The Black Death

Last Thursday the senior children were treated to a Caldwell Lecture on the topic of the Black Death and consequent scientific breakthroughs related to combating disease.
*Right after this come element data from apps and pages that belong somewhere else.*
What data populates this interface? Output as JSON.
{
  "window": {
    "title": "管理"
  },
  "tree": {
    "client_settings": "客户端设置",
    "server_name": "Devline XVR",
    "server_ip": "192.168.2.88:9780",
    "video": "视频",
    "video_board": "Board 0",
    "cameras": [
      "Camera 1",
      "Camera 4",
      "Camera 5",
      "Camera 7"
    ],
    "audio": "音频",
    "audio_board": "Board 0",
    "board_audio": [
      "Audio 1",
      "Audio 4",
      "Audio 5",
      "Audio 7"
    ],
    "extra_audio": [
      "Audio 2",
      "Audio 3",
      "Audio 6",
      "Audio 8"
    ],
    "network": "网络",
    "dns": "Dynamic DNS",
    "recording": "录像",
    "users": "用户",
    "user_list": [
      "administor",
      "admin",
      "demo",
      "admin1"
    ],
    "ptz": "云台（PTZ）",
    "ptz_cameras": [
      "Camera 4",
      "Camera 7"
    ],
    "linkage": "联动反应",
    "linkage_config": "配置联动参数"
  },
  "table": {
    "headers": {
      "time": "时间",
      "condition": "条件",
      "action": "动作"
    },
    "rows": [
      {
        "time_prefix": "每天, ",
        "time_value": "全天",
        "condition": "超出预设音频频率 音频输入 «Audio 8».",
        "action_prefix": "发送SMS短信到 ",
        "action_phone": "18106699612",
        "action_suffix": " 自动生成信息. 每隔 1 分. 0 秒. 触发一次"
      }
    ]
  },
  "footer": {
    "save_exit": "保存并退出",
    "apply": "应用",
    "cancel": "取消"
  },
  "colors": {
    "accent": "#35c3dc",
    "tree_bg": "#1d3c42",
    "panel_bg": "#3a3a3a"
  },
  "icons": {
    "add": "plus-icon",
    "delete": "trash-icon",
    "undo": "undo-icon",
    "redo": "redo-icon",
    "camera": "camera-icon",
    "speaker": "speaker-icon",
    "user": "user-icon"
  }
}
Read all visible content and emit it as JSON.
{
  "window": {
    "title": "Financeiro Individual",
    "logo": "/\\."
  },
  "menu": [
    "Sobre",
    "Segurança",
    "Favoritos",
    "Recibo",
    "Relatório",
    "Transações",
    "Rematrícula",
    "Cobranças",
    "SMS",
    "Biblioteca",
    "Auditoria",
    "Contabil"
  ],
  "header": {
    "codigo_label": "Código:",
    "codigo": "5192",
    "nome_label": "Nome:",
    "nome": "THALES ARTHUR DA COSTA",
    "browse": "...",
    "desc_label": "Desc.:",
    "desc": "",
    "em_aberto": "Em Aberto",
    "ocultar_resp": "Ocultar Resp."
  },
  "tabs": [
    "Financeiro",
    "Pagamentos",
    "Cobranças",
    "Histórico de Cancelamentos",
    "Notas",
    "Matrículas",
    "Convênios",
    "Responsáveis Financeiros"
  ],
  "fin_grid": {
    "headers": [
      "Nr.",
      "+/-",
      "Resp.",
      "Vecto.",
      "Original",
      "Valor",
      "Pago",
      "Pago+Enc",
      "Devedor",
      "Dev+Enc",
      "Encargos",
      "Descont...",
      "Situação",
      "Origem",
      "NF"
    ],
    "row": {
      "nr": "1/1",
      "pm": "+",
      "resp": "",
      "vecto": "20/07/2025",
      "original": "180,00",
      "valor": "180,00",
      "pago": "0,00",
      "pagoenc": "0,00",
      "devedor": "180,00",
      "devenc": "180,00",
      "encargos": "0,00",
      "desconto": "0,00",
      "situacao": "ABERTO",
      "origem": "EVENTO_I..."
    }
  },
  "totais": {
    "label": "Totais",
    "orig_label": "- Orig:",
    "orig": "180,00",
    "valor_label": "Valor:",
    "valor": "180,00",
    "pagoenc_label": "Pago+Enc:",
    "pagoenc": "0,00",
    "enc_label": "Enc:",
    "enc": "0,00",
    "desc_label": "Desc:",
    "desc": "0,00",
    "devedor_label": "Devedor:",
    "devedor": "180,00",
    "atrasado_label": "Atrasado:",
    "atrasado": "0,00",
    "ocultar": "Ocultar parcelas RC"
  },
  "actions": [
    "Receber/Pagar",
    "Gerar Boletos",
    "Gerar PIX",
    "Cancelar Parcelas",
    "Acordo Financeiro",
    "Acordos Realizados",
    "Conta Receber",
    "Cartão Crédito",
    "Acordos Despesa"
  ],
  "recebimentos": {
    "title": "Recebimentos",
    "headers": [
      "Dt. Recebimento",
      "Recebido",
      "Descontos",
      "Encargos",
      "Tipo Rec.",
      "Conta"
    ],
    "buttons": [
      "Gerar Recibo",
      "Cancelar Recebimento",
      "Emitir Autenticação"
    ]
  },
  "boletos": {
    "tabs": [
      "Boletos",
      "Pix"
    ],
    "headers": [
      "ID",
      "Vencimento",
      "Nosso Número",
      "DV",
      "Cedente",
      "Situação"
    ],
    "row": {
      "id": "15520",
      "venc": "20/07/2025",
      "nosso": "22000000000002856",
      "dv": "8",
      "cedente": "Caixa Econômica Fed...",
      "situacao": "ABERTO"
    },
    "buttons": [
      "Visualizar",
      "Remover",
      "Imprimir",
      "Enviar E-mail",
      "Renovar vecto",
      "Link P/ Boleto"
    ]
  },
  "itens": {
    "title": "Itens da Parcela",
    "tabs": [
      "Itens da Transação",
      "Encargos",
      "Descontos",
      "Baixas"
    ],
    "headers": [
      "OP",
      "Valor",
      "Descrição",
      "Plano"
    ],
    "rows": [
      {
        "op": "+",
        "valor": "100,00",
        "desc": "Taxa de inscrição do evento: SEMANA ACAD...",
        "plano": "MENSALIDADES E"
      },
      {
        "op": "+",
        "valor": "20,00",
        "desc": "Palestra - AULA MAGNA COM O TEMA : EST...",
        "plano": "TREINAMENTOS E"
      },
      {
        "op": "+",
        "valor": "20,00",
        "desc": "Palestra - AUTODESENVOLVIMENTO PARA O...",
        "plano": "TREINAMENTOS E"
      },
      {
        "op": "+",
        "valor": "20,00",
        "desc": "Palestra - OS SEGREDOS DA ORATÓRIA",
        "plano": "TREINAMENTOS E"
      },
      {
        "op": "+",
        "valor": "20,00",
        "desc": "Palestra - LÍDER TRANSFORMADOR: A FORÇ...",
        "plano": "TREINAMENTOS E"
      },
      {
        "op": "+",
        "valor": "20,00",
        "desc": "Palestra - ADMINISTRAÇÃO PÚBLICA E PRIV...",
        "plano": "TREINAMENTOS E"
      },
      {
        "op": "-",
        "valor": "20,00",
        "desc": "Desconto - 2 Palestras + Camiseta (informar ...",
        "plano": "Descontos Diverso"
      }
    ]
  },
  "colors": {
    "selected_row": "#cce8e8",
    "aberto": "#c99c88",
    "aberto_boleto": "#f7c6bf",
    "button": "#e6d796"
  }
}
John McLean from the Strathallan History Department introduced the topic in grand style through the image of a ‘Zombie’, asking why such an illustration may be relevant to the topic. The talk continued in such style, with John asking questions and posing conundrums. It was pleasing to see the children so ready and willing to contribute and many of their answers were most impressive.  At one stage he asked for volunteers to illustrate that the disease comprised of three different strains, the best known of which was the ‘Bubonic’, with balls of pus-filled sores inhabiting one’s armpits and groins - at which point he punctured balloons filled with water to make the point, much to the children’s amusement. Later on he asked the children to open envelopes he had earlier left on their chairs. These revealed the spread of each disease among the population and, by asking various groups to sit down at various stages, it made the point that huge numbers passed away as a consequence of this terrible plague – with those suffering from Septicaemic Plague having no chance of survival. The children were left in no doubt that this was a terrifying time for all, not least as they had no idea what caused it – God, the alignment of planets and bad air all proposed as the causes by various parties. 

Paul Vallot took up the story of man’s subsequent fight against disease with the story of Edward Jenner and small pox. A breakthrough based purely on his observation that Dairy Maids never caught small pox, and so vaccinations (from the Latin word for ‘cow’) were introduced after an experiment on an unsuspecting local boy, James Phipps...obviously pre- health and safety days and litigation!  We also learned about the work of Joseph Lister and the introduction of carbolic acid to clean surgical instruments and wounds, although the saddest story was probably the work of Ignaz Semmelweis, who suggested that doctors washed their hands before delivering children, as he postulated that disease was transmitted by their blooded hands as many had dashed from work on cadavers. Remarkably his work was ‘rubbished’ at the time and, as a result, his ideas were rejected by the medical community. Many doctors were offended at the suggestion that they should wash their hands, feeling that their social status as gentlemen was inconsistent with the idea that their hands could be unclean. Shunned and ridiculed by much of the medical profession Semmelweis ended his life in a mental institution, having gone mad.

Before we knew it the talk was over and it was time for supper, but all would agree they had enjoyed a very informative and entertaining lecture.
Innes MacAskill, 06/05/2013